# [Exercise objective]
All of the data must be output without alteration.

# [Working data]

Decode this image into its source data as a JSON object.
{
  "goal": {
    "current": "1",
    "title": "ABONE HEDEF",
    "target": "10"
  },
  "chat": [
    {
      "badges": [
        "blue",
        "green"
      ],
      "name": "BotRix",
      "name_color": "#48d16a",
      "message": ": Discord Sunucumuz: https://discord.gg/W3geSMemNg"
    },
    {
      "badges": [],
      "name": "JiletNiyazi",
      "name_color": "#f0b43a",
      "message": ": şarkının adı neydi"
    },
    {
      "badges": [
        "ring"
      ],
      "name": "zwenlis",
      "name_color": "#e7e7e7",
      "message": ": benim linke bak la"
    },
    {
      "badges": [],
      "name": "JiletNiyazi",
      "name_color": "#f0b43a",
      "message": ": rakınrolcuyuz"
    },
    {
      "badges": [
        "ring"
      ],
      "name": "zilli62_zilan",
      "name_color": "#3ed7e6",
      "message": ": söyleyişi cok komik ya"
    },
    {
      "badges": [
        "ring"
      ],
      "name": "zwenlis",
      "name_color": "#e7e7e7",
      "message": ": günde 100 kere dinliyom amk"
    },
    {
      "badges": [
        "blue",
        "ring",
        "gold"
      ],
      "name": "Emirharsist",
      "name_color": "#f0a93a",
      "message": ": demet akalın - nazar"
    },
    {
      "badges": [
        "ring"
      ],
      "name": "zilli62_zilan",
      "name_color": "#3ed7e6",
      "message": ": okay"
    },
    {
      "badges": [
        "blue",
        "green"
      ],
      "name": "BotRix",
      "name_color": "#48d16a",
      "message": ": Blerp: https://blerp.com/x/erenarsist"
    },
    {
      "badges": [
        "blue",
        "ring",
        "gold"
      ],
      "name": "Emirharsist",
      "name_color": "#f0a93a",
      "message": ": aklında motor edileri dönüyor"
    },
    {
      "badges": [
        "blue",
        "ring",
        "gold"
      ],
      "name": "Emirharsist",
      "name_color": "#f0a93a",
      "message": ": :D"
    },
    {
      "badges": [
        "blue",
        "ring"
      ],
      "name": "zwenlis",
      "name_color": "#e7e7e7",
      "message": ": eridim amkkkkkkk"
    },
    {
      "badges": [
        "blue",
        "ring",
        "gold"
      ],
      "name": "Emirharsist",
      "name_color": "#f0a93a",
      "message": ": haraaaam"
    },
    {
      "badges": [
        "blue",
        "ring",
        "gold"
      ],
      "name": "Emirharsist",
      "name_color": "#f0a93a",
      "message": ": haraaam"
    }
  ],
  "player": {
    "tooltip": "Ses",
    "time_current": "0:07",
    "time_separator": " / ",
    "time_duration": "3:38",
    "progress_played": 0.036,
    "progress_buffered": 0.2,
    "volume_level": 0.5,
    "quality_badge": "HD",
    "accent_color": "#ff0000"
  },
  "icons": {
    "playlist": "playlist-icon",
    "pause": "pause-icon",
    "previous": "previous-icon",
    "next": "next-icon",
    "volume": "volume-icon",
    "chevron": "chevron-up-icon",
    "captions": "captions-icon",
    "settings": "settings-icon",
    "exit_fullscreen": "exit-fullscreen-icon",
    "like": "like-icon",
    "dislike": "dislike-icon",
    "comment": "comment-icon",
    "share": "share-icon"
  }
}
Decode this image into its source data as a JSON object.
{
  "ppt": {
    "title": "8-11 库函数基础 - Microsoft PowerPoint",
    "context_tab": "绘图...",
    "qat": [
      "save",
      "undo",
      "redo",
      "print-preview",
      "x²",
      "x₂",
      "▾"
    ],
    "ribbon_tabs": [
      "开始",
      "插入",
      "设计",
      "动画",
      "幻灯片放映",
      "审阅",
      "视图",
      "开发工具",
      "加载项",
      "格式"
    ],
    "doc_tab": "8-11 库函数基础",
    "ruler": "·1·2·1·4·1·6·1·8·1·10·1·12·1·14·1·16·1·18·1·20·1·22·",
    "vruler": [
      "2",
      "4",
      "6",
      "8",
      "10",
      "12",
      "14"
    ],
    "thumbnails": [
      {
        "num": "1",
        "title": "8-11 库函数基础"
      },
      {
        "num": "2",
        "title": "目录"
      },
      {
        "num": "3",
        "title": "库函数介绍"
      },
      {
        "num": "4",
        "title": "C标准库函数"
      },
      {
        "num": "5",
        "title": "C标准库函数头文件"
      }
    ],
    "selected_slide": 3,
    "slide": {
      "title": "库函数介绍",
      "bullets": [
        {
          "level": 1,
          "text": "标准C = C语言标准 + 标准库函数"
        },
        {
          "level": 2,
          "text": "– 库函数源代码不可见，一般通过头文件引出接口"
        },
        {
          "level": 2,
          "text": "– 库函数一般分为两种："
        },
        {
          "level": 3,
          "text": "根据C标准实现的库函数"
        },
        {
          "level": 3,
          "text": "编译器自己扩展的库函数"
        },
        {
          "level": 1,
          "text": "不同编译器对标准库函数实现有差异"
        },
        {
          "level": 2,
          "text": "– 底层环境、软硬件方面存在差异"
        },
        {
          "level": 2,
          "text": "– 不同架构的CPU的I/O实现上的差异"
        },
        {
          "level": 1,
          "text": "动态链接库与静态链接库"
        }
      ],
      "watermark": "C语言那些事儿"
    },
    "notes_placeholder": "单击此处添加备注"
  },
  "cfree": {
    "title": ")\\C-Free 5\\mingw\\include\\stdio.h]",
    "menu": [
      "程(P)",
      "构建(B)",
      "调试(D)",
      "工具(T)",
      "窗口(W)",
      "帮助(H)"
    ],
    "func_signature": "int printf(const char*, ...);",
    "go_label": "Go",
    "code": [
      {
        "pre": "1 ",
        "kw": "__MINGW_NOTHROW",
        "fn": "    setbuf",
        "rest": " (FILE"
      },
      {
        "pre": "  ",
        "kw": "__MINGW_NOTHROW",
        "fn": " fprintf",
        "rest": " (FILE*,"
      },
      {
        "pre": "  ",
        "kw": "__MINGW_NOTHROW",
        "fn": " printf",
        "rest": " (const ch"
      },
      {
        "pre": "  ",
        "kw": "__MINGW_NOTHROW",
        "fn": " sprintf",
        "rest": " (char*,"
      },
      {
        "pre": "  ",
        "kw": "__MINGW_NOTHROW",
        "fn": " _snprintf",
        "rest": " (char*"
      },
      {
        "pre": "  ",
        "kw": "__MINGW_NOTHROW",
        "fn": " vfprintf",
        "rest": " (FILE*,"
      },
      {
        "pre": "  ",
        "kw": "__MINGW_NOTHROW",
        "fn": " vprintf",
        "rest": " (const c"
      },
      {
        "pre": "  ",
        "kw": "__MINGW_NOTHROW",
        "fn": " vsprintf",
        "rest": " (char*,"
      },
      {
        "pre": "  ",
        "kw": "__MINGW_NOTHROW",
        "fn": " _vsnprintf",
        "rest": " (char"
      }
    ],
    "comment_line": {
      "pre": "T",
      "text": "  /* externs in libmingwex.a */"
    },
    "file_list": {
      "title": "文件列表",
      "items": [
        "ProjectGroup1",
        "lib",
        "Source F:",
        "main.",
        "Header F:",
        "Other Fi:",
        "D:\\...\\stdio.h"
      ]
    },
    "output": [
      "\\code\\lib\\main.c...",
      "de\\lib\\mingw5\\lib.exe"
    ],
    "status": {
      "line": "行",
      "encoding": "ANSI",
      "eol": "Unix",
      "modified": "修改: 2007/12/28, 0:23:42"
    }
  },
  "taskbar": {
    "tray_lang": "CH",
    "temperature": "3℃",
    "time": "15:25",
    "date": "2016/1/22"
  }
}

# [Solution]
Decode this image into its source data as a JSON object.
{
  "goal": {
    "current": "1",
    "title": "ABONE HEDEF",
    "target": "10"
  },
  "chat": [
    {
      "badges": [
        "blue",
        "green"
      ],
      "name": "BotRix",
      "name_color": "#48d16a",
      "message": ": Discord Sunucumuz: https://discord.gg/W3geSMemNg"
    },
    {
      "badges": [],
      "name": "JiletNiyazi",
      "name_color": "#f0b43a",
      "message": ": şarkının adı neydi"
    },
    {
      "badges": [
        "ring"
      ],
      "name": "zwenlis",
      "name_color": "#e7e7e7",
      "message": ": benim linke bak la"
    },
    {
      "badges": [],
      "name": "JiletNiyazi",
      "name_color": "#f0b43a",
      "message": ": rakınrolcuyuz"
    },
    {
      "badges": [
        "ring"
      ],
      "name": "zilli62_zilan",
      "name_color": "#3ed7e6",
      "message": ": söyleyişi cok komik ya"
    },
    {
      "badges": [
        "ring"
      ],
      "name": "zwenlis",
      "name_color": "#e7e7e7",
      "message": ": günde 100 kere dinliyom amk"
    },
    {
      "badges": [
        "blue",
        "ring",
        "gold"
      ],
      "name": "Emirharsist",
      "name_color": "#f0a93a",
      "message": ": demet akalın - nazar"
    },
    {
      "badges": [
        "ring"
      ],
      "name": "zilli62_zilan",
      "name_color": "#3ed7e6",
      "message": ": okay"
    },
    {
      "badges": [
        "blue",
        "green"
      ],
      "name": "BotRix",
      "name_color": "#48d16a",
      "message": ": Blerp: https://blerp.com/x/erenarsist"
    },
    {
      "badges": [
        "blue",
        "ring",
        "gold"
      ],
      "name": "Emirharsist",
      "name_color": "#f0a93a",
      "message": ": aklında motor edileri dönüyor"
    },
    {
      "badges": [
        "blue",
        "ring",
        "gold"
      ],
      "name": "Emirharsist",
      "name_color": "#f0a93a",
      "message": ": :D"
    },
    {
      "badges": [
        "blue",
        "ring"
      ],
      "name": "zwenlis",
      "name_color": "#e7e7e7",
      "message": ": eridim amkkkkkkk"
    },
    {
      "badges": [
        "blue",
        "ring",
        "gold"
      ],
      "name": "Emirharsist",
      "name_color": "#f0a93a",
      "message": ": haraaaam"
    },
    {
      "badges": [
        "blue",
        "ring",
        "gold"
      ],
      "name": "Emirharsist",
      "name_color": "#f0a93a",
      "message": ": haraaam"
    }
  ],
  "player": {
    "tooltip": "Ses",
    "time_current": "0:07",
    "time_separator": " / ",
    "time_duration": "3:38",
    "progress_played": 0.036,
    "progress_buffered": 0.2,
    "volume_level": 0.5,
    "quality_badge": "HD",
    "accent_color": "#ff0000"
  },
  "icons": {
    "playlist": "playlist-icon",
    "pause": "pause-icon",
    "previous": "previous-icon",
    "next": "next-icon",
    "volume": "volume-icon",
    "chevron": "chevron-up-icon",
    "captions": "captions-icon",
    "settings": "settings-icon",
    "exit_fullscreen": "exit-fullscreen-icon",
    "like": "like-icon",
    "dislike": "dislike-icon",
    "comment": "comment-icon",
    "share": "share-icon"
  }
}
Decode this image into its source data as a JSON object.
{
  "ppt": {
    "title": "8-11 库函数基础 - Microsoft PowerPoint",
    "context_tab": "绘图...",
    "qat": [
      "save",
      "undo",
      "redo",
      "print-preview",
      "x²",
      "x₂",
      "▾"
    ],
    "ribbon_tabs": [
      "开始",
      "插入",
      "设计",
      "动画",
      "幻灯片放映",
      "审阅",
      "视图",
      "开发工具",
      "加载项",
      "格式"
    ],
    "doc_tab": "8-11 库函数基础",
    "ruler": "·1·2·1·4·1·6·1·8·1·10·1·12·1·14·1·16·1·18·1·20·1·22·",
    "vruler": [
      "2",
      "4",
      "6",
      "8",
      "10",
      "12",
      "14"
    ],
    "thumbnails": [
      {
        "num": "1",
        "title": "8-11 库函数基础"
      },
      {
        "num": "2",
        "title": "目录"
      },
      {
        "num": "3",
        "title": "库函数介绍"
      },
      {
        "num": "4",
        "title": "C标准库函数"
      },
      {
        "num": "5",
        "title": "C标准库函数头文件"
      }
    ],
    "selected_slide": 3,
    "slide": {
      "title": "库函数介绍",
      "bullets": [
        {
          "level": 1,
          "text": "标准C = C语言标准 + 标准库函数"
        },
        {
          "level": 2,
          "text": "– 库函数源代码不可见，一般通过头文件引出接口"
        },
        {
          "level": 2,
          "text": "– 库函数一般分为两种："
        },
        {
          "level": 3,
          "text": "根据C标准实现的库函数"
        },
        {
          "level": 3,
          "text": "编译器自己扩展的库函数"
        },
        {
          "level": 1,
          "text": "不同编译器对标准库函数实现有差异"
        },
        {
          "level": 2,
          "text": "– 底层环境、软硬件方面存在差异"
        },
        {
          "level": 2,
          "text": "– 不同架构的CPU的I/O实现上的差异"
        },
        {
          "level": 1,
          "text": "动态链接库与静态链接库"
        }
      ],
      "watermark": "C语言那些事儿"
    },
    "notes_placeholder": "单击此处添加备注"
  },
  "cfree": {
    "title": ")\\C-Free 5\\mingw\\include\\stdio.h]",
    "menu": [
      "程(P)",
      "构建(B)",
      "调试(D)",
      "工具(T)",
      "窗口(W)",
      "帮助(H)"
    ],
    "func_signature": "int printf(const char*, ...);",
    "go_label": "Go",
    "code": [
      {
        "pre": "1 ",
        "kw": "__MINGW_NOTHROW",
        "fn": "    setbuf",
        "rest": " (FILE"
      },
      {
        "pre": "  ",
        "kw": "__MINGW_NOTHROW",
        "fn": " fprintf",
        "rest": " (FILE*,"
      },
      {
        "pre": "  ",
        "kw": "__MINGW_NOTHROW",
        "fn": " printf",
        "rest": " (const ch"
      },
      {
        "pre": "  ",
        "kw": "__MINGW_NOTHROW",
        "fn": " sprintf",
        "rest": " (char*,"
      },
      {
        "pre": "  ",
        "kw": "__MINGW_NOTHROW",
        "fn": " _snprintf",
        "rest": " (char*"
      },
      {
        "pre": "  ",
        "kw": "__MINGW_NOTHROW",
        "fn": " vfprintf",
        "rest": " (FILE*,"
      },
      {
        "pre": "  ",
        "kw": "__MINGW_NOTHROW",
        "fn": " vprintf",
        "rest": " (const c"
      },
      {
        "pre": "  ",
        "kw": "__MINGW_NOTHROW",
        "fn": " vsprintf",
        "rest": " (char*,"
      },
      {
        "pre": "  ",
        "kw": "__MINGW_NOTHROW",
        "fn": " _vsnprintf",
        "rest": " (char"
      }
    ],
    "comment_line": {
      "pre": "T",
      "text": "  /* externs in libmingwex.a */"
    },
    "file_list": {
      "title": "文件列表",
      "items": [
        "ProjectGroup1",
        "lib",
        "Source F:",
        "main.",
        "Header F:",
        "Other Fi:",
        "D:\\...\\stdio.h"
      ]
    },
    "output": [
      "\\code\\lib\\main.c...",
      "de\\lib\\mingw5\\lib.exe"
    ],
    "status": {
      "line": "行",
      "encoding": "ANSI",
      "eol": "Unix",
      "modified": "修改: 2007/12/28, 0:23:42"
    }
  },
  "taskbar": {
    "tray_lang": "CH",
    "temperature": "3℃",
    "time": "15:25",
    "date": "2016/1/22"
  }
}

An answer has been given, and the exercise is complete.